To soothe your dry mouth, stick to liquids and keep drinking water as often as you can. If you wish to add ice, make sure it is the crushed or soft variants only. Always keep hydrated to prevent the development of canker sores and other dry mouth symptoms.

You need not resent your braces for the adjustments. With the right medication and plenty of water, you can enjoy your metal-mouth journey and enjoy the rewards in later years.

The Problem With Losing Too Many Teeth

The kid lost his toothYou feel relieved of pain after your 3rd tooth extraction. But a few years later, you find yourself back in the dental chair for another extraction. The worst part is, you experienced more problems compared to the time before you went through treatment.

Whilst tooth extraction is not a bad thing, leaving gaps in your mouth can cause problems. Sheendentalimplants.co.uk and other dentists cite some of the most common effects of losing too many teeth:

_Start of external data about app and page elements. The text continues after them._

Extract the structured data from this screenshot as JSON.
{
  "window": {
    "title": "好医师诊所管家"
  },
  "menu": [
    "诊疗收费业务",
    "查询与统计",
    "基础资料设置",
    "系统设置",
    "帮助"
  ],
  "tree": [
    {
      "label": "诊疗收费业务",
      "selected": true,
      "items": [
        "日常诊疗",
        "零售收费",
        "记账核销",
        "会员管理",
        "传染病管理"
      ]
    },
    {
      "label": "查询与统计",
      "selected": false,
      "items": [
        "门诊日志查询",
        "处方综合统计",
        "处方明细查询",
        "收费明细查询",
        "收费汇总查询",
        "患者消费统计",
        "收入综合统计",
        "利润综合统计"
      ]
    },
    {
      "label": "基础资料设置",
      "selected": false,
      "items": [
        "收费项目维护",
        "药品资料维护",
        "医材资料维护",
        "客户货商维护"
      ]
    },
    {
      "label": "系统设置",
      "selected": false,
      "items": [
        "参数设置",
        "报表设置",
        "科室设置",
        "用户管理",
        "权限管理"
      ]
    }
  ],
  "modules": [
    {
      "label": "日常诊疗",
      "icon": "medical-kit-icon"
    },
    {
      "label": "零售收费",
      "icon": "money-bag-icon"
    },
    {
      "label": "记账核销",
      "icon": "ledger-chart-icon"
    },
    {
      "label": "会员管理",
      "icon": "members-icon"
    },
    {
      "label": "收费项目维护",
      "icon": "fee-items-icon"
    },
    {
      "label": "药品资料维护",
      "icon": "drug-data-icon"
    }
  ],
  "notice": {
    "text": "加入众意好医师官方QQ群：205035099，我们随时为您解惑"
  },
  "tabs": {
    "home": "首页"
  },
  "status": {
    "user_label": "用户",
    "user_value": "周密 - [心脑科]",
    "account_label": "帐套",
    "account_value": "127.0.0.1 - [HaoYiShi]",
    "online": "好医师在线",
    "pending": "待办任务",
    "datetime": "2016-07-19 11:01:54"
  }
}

Tooth decay and gum disease

Extraction does not necessarily end your battle with teeth and gum problems. In fact, it may be the prelude to more oral diseases. The gaps may trap particles and disease-causing bacteria, infecting the rest of your teeth and gums.

Trouble chewing and speaking

If you have trouble chewing and speaking, tooth loss may be the culprit. These activities involve the teamwork of the teeth and tongue. The fewer your teeth are, the harder it will be for you to eat food and pronounce words.

Memory problems

Memory problems can be the result of severe tooth loss, according to a study. People with fewer teeth are less able to recall the past. Teeth and jaws create sensory impulses that go to the memory-forming and retrieving part of the brain. Severe tooth loss reduces the signals sent to the brain, affecting your memory bank.

Facial distortion

Lose too many teeth and you just might look too old for your age. These serve as a support and barrier that keep your facial muscles and bones in the right places. Severe tooth loss may cause your face to collapse and your lower jawbone to move upwards, giving you the appearance of an old person.

Emotional Impact

Severe tooth loss can be traumatic, according to a study. People who have their teeth taken out by the dentist experience difficulties in coping with the loss. Some even fail to adjust to a life with dentures. In addition, they are more likely to feel less confident about themselves, which hinders their everyday activities.

Severe teeth loss may affect your physical, mental and overall well-being. It has a huge impact in your life. Take care of your teeth and consult a dentist for proper treatment, if necessary.